The first five markets will be closely followed by another 10, totaling 15, scheduled to have access to the long-term evolution data network by the end of 2011, AT&T Chief Financial Officer John Stephens said in a media appearance this week, according to Fierce Wireless. In all, a U.S. population of 70 million people will have access to the LTE network by year's end.
That means AT&T is on schedule with its plans announced in May of this year. The remaining 10 markets that will gain LTE access this year have not yet been announced.
AT&T began selling its first two LTE devices in August in the form of a 4G USB modem and a mobile hotspot both made by Sierra Wireless. The company also recently launched an LTE tablet, the HTC Jetstream, for $700 with a two-year contract, and plans to launch its first LTE smartphone by the end of 2011.
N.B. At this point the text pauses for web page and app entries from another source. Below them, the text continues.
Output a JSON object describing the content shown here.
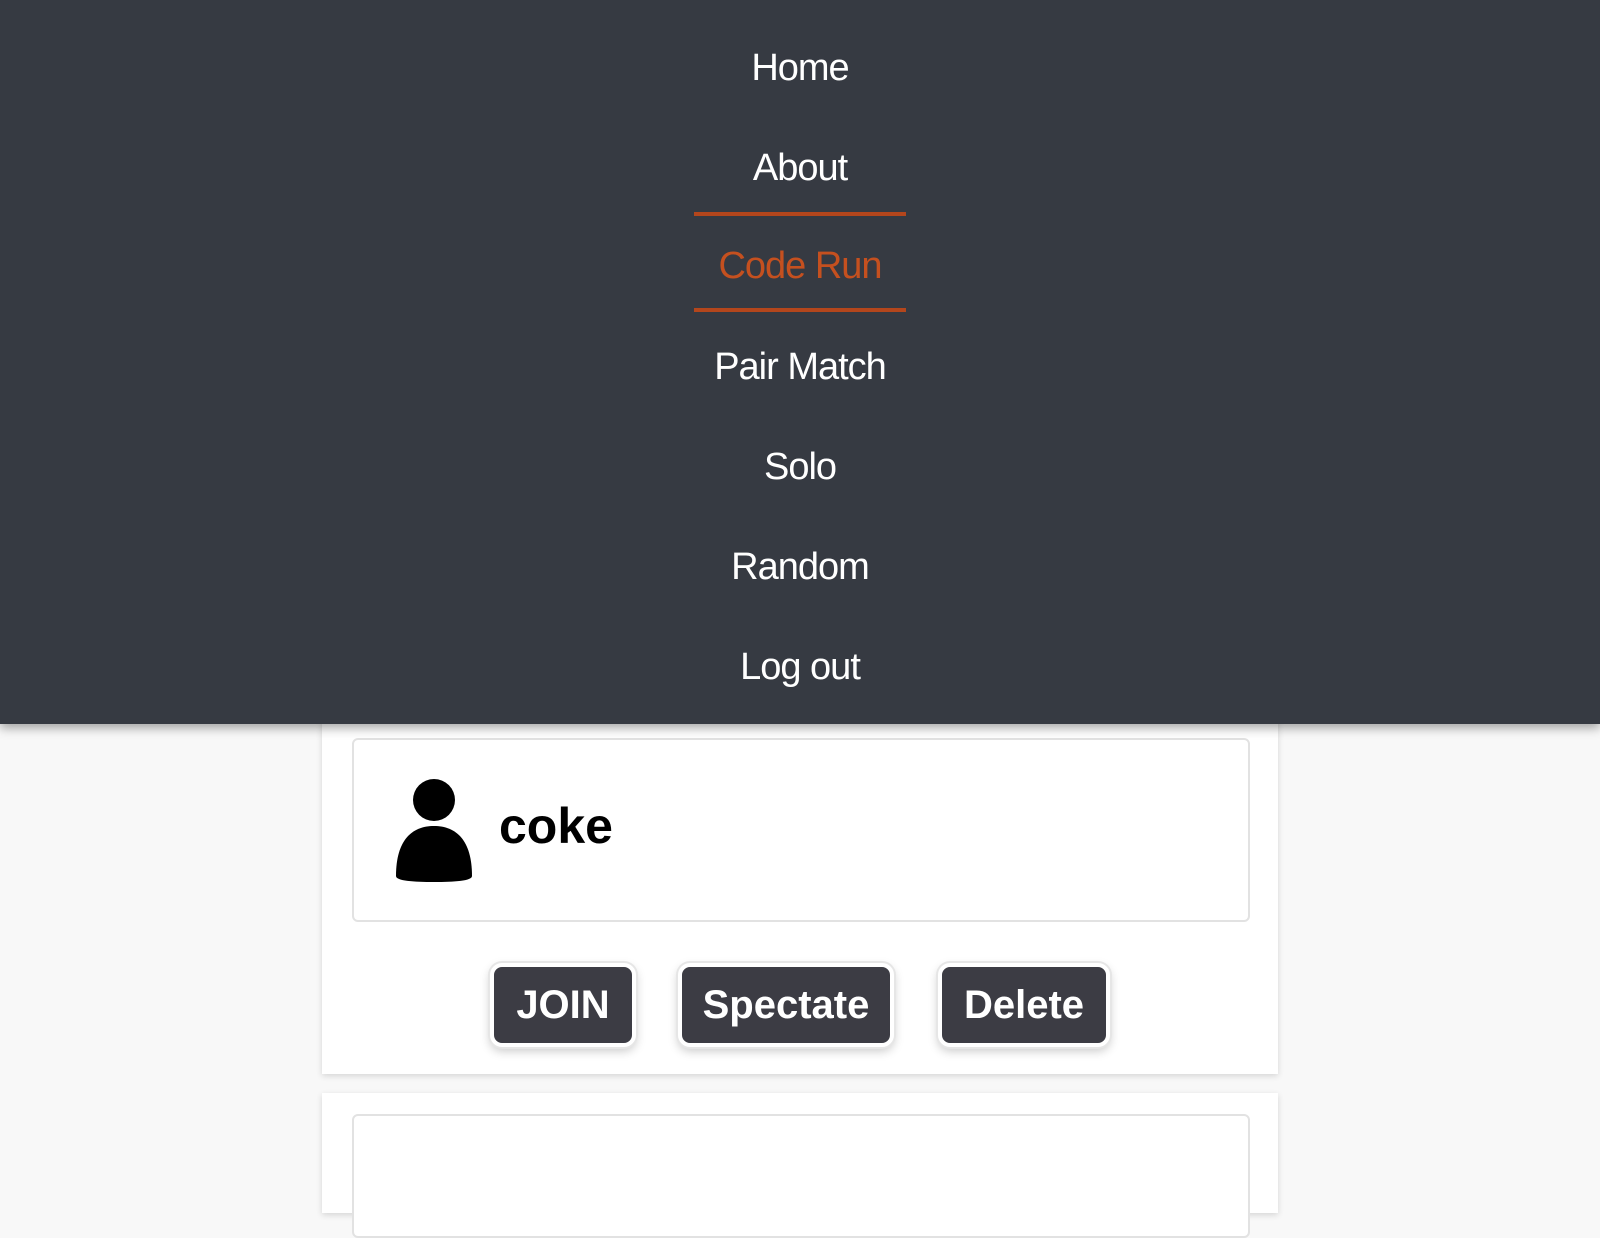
{
  "nav": {
    "items": [
      {
        "label": "Home",
        "active": false
      },
      {
        "label": "About",
        "active": false
      },
      {
        "label": "Code Run",
        "active": true
      },
      {
        "label": "Pair Match",
        "active": false
      },
      {
        "label": "Solo",
        "active": false
      },
      {
        "label": "Random",
        "active": false
      },
      {
        "label": "Log out",
        "active": false
      }
    ]
  },
  "rooms": [
    {
      "host": "coke",
      "buttons": {
        "join": "JOIN",
        "spectate": "Spectate",
        "delete": "Delete"
      }
    }
  ],
  "colors": {
    "nav_background": "#363a42",
    "active_accent": "#c5501f",
    "button_background": "#3c3c44",
    "page_background": "#f8f8f8"
  },
  "icons": {
    "user": "user-icon"
  }
}
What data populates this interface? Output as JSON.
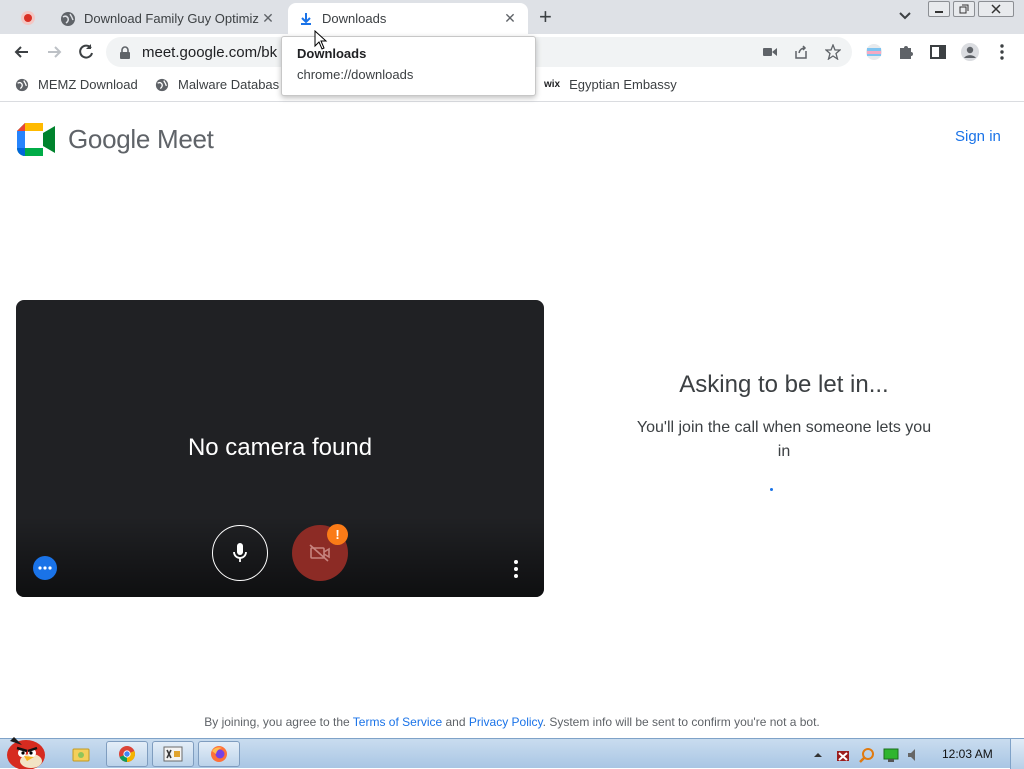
{
  "browser": {
    "tabs": [
      {
        "title": "Download Family Guy Optimiz",
        "icon": "globe-icon"
      },
      {
        "title": "Downloads",
        "icon": "download-icon"
      }
    ],
    "new_tab_glyph": "+",
    "close_glyph": "✕",
    "url": "meet.google.com/bk",
    "bookmarks": [
      {
        "label": "MEMZ Download",
        "icon": "globe-icon"
      },
      {
        "label": "Malware Databas",
        "icon": "globe-icon"
      },
      {
        "label": "Egyptian Embassy",
        "icon": "wix-icon"
      }
    ],
    "wix_glyph": "wix",
    "tooltip": {
      "title": "Downloads",
      "url": "chrome://downloads"
    }
  },
  "page": {
    "brand": "Google Meet",
    "sign_in": "Sign in",
    "video": {
      "message": "No camera found",
      "warning_glyph": "!"
    },
    "status": {
      "title": "Asking to be let in...",
      "message": "You'll join the call when someone lets you in"
    },
    "footer": {
      "prefix": "By joining, you agree to the",
      "terms": "Terms of Service",
      "and": "and",
      "privacy": "Privacy Policy",
      "suffix": ". System info will be sent to confirm you're not a bot."
    }
  },
  "taskbar": {
    "clock": "12:03 AM"
  },
  "colors": {
    "accent": "#1a73e8",
    "cam_off": "#8c2b25",
    "warning": "#fa7b17"
  }
}
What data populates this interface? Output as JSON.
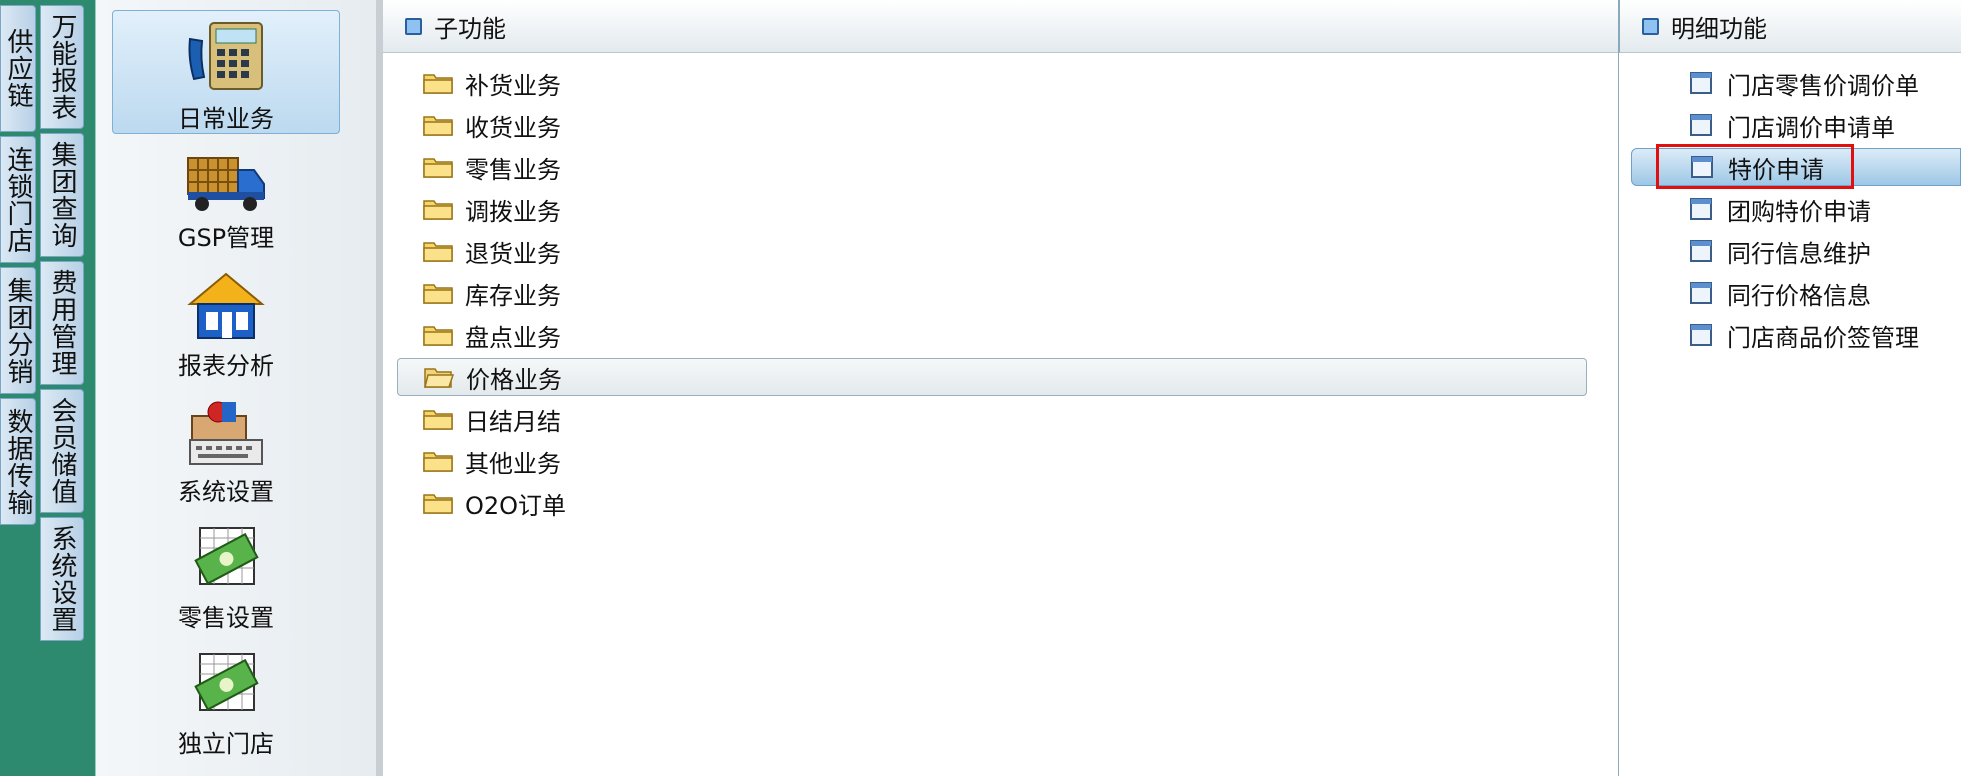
{
  "outer_tabs": [
    "供应链",
    "连锁门店",
    "集团分销",
    "数据传输"
  ],
  "inner_tabs": [
    "万能报表",
    "集团查询",
    "费用管理",
    "会员储值",
    "系统设置"
  ],
  "modules": [
    {
      "label": "日常业务",
      "icon": "telephone-calculator-icon",
      "selected": true
    },
    {
      "label": "GSP管理",
      "icon": "delivery-truck-icon",
      "selected": false
    },
    {
      "label": "报表分析",
      "icon": "house-icon",
      "selected": false
    },
    {
      "label": "系统设置",
      "icon": "computer-keyboard-icon",
      "selected": false
    },
    {
      "label": "零售设置",
      "icon": "money-icon",
      "selected": false
    },
    {
      "label": "独立门店",
      "icon": "money-icon",
      "selected": false
    }
  ],
  "sub_functions": {
    "header": "子功能",
    "items": [
      "补货业务",
      "收货业务",
      "零售业务",
      "调拨业务",
      "退货业务",
      "库存业务",
      "盘点业务",
      "价格业务",
      "日结月结",
      "其他业务",
      "O2O订单"
    ],
    "selected": "价格业务"
  },
  "detail_functions": {
    "header": "明细功能",
    "items": [
      "门店零售价调价单",
      "门店调价申请单",
      "特价申请",
      "团购特价申请",
      "同行信息维护",
      "同行价格信息",
      "门店商品价签管理"
    ],
    "selected": "特价申请",
    "highlighted": "特价申请"
  },
  "colors": {
    "background": "#2e8a6e",
    "highlight": "#e01010",
    "selection": "#9ec7e6"
  }
}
AT&T has said that it will charge $50 for 5 gigabytes of data on a data-only LTE device, with real-world download speeds of 5 to 12 Mbps, much faster than the company's current HSPA network. Smartphone data pricing for 4G has not yet been announced.
Rival carrier Verizon, currently the only other company to offer the iPhone in the U.S., already launched its own 4G LTE network in late 2010. Verizon also has a handful of Android-powered handsets that are 4G-capable, but Apple has suggested that it will not be quick to build an LTE device.
Apple Chief Operating Officer Tim Cook said this April that his company is still concerned with poor battery life associated with the first 4G devices. He indicated Apple is in no rush to adopt 4G, though there has been ample, unofficial evidence that Apple is exploring the technology for adoption in a future iPhone.